  • HI 387 Introduction to the Middle East
  • HI 389 Americans and the Middle East
  • HI 392 The History of Israel: an Introduction
  • HI 393 Topics in the History of Israel
  • HI 484 Revolutionary Change in North Africa and the Middle East
  • HI 485 Selected Problems in the Modern Middle East
  • HI 486 Islamic History
  • HI 591 (IR 591) The Making of the Modern Middle East
  • HI 592 The Birth of a State: Israel 1945-55
  • · HI 593 Youth on the Agenda: Roles and Images of Young People in the Jewish Nation
  •   HI 594 The Armenian Genocide
  •   HI 595 Morocco: History on the Cusp of Three Continents
  •   HI 596 (AH 539, AN 548, and RN 563) Muslim Societies: An Interdisciplinary History
  •   IR 325 The Great Powers and the Eastern Mediterranean
  •   IR 382 (GE 382) Understanding the Middle East
  •   IR 383 Modern North Africa
  •   IR 503 (PO 570) The United States in the Middle East
  •   IR 504 The Persian Gulf/Arabian Peninsula
  •   IR 507 (PO 507) Islam and Politics
  •   IR 508 Islamic Political Movements and US Policy
  •   IR 509 (PO 573) Islam in Middle East Politics
  •   IR 511 The Middle East Today
  •   IR 514 Major Themes in the Middle East Peace Process
  •   IR 558 (PO 588) – Turkey and the European Union
  •   IR 561(PO 561, RN 561) – Religion and International Relations
  •   IR 587 Political Economy of the Middle East
  •   PO 560 Politics and Society in North Africa and the Middle East
  •   UHC HI 101 War for the Greater Middle East

List D (Middle Eastern Language Courses):

  • LY 111-112, 211-212, 303-304, and 403-404 First- through eighth-semester


LY 572 Arabic Translation and Interpreting

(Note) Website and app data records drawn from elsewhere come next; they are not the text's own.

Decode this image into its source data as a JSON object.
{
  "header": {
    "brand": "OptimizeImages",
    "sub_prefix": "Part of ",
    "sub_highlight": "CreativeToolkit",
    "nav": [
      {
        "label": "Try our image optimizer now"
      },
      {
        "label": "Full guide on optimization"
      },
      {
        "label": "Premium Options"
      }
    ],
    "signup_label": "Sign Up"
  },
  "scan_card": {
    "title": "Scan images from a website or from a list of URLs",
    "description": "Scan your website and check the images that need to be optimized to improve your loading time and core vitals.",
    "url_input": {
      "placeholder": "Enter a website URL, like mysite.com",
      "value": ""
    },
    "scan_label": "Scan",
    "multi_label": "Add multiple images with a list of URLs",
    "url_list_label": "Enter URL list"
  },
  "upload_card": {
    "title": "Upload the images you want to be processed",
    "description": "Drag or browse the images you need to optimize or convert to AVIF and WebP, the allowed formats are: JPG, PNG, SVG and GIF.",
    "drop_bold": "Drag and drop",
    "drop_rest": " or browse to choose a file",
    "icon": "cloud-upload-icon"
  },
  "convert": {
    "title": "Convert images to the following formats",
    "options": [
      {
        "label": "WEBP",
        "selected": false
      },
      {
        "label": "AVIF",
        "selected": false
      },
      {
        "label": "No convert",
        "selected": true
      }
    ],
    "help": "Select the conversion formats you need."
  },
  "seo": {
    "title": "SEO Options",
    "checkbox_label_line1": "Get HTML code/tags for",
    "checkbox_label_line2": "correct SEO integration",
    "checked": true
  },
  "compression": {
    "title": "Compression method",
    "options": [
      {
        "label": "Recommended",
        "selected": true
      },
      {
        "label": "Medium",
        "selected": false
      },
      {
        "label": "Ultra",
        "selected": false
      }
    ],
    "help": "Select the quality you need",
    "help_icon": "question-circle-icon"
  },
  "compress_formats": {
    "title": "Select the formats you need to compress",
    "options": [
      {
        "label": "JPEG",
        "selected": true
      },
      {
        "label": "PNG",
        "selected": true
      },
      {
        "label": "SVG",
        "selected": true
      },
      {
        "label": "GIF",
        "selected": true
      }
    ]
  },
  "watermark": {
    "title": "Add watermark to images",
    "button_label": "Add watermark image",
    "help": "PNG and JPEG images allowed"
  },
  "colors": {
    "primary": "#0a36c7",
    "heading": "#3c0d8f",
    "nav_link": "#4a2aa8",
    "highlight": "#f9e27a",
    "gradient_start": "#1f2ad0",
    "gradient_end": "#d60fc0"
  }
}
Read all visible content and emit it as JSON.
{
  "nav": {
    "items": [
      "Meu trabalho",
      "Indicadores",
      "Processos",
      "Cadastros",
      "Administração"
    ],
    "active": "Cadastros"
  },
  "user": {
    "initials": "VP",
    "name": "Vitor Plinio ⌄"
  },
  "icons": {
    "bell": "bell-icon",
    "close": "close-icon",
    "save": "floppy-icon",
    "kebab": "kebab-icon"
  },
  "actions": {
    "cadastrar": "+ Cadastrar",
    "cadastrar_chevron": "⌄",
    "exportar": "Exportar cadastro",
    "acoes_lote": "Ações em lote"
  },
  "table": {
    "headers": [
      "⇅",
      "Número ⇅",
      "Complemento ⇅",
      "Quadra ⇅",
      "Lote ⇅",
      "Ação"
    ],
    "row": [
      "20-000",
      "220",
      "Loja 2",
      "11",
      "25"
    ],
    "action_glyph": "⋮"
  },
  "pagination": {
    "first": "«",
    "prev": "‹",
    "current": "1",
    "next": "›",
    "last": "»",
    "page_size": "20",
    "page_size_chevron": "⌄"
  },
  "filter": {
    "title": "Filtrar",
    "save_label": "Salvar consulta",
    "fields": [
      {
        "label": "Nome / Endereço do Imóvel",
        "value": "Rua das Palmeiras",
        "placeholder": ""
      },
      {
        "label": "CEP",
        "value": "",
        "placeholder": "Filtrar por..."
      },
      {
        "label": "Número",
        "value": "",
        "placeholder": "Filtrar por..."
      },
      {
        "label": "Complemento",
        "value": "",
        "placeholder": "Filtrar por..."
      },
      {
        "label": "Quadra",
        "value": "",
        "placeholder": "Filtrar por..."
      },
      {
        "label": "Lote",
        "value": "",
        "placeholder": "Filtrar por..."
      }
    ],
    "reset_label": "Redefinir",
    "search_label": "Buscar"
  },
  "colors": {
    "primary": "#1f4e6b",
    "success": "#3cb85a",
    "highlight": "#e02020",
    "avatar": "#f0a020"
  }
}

  • LH 111-112 and 211-212 First- through fourth-semester Hebrew
  • LH311 Advanced Modern Hebrew: Voices in Israeli Society
  • LH 312 Advanced Modern Hebrew: Biblical Voices in Modern Israel


  • LZ 111-112 and 211-212, LZ 303 First- through fifth-semester Persian


  •   LT 111-112, 211-212, and 303 First- through fifth-semester Turkish